There are many recipes for all purpose cleaners on the internet. The simplest I have tried is just half vinegar and half water. I put that in a spray bottle and add just a few drops of washing up liquid. You can use any vinegar and I often use cheap malt vinegar. The vinegar that you use needs to be acidic enough to do the job. This mixture is brilliant on our glass shower screen, on the bath and in the basin and for the bathroom cabinet mirrors. I also use it on the glass hob in the kitchen.
This mixture, or any vinegar on its own, is very effective at getting rid of water stains on taps. If they are very bad, soak a couple of sheets of toilet paper in vinegar, wrap the sheets round the tap and leave to soak for a couple of hours and the vinegar will dissolve the hard deposits.
The vinegar seems to get rid of soap scum and general grease. I spray it on wall tiles and swoosh it around a bit with a washing up brush.
The vinegar smells a bit, so I rinse any surface I’ve used it on, give them a quick wipe and the smell soon goes.
One test by Good Housekeeping’s microbiologist found that 5% vinegar is 90% effective against mold and 99.9% effective against bacteria
Which is great for bathrooms and kitchens
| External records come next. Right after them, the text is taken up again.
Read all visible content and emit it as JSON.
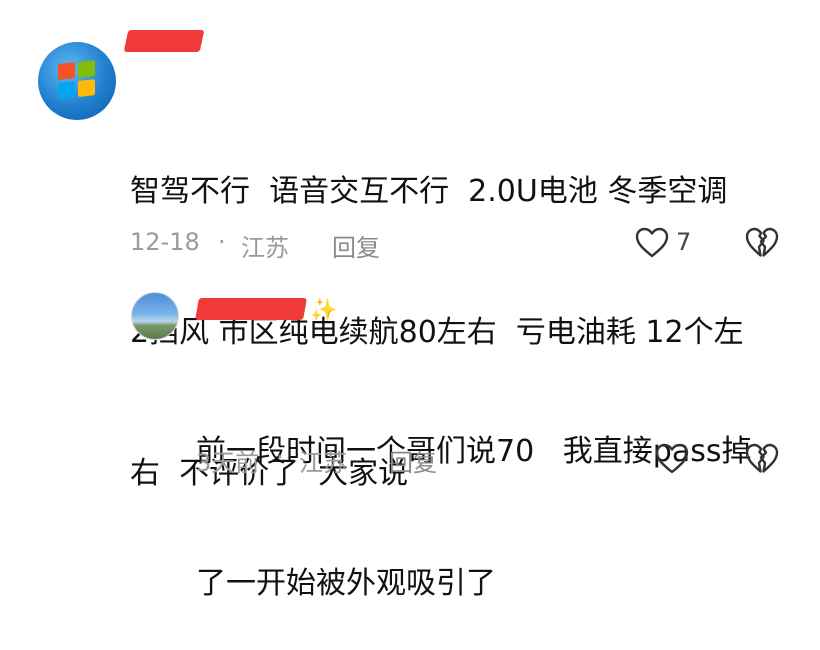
{
  "comment": {
    "author_name": "",
    "text_lines": [
      "智驾不行  语音交互不行  2.0U电池 冬季空调",
      "2挡风 市区纯电续航80左右  亏电油耗 12个左",
      "右  不评价了  大家说"
    ],
    "date": "12-18",
    "separator": "·",
    "location": "江苏",
    "reply_label": "回复",
    "like_count": "7"
  },
  "reply": {
    "author_name": "",
    "text_lines": [
      "前一段时间一个哥们说70   我直接pass掉",
      "了一开始被外观吸引了"
    ],
    "date": "3天前",
    "separator": "·",
    "location": "江苏",
    "reply_label": "回复"
  },
  "icons": {
    "like": "heart-outline-icon",
    "dislike": "broken-heart-icon"
  },
  "colors": {
    "redaction": "#f03a3a",
    "meta_text": "#9a9a9a"
  }
}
Those who have been readers for a while will know that I don’t use soap, shower gel or any other cleanser for my skin whilst showering, and haven’t done for over 40 years. My skin seems fine, and I don’t smell! It was on one of my many economy drives, I heard about a chap, on the radio, who never washed. He didn’t not wash, that was just their way of catching attention, what he did was the same as everyone else, but without the soap part. So I tried it, and found that I felt just as clean, didn’t smell, or indeed notice any difference much at all.
I know that this isn’t for everyone by any means, and mention it only as a possibility, so that you are aware, you don’t need to use soap to be clean. If you want to have a go at making some, there are lots of resources out there to help you. Jen, has a good recipe that is well explained. Jen starts her recipe by saying that soap is at the base of many home made cleaning recipes, so you may want to make it for just that reason alone.
And here is another post with lots of good instruction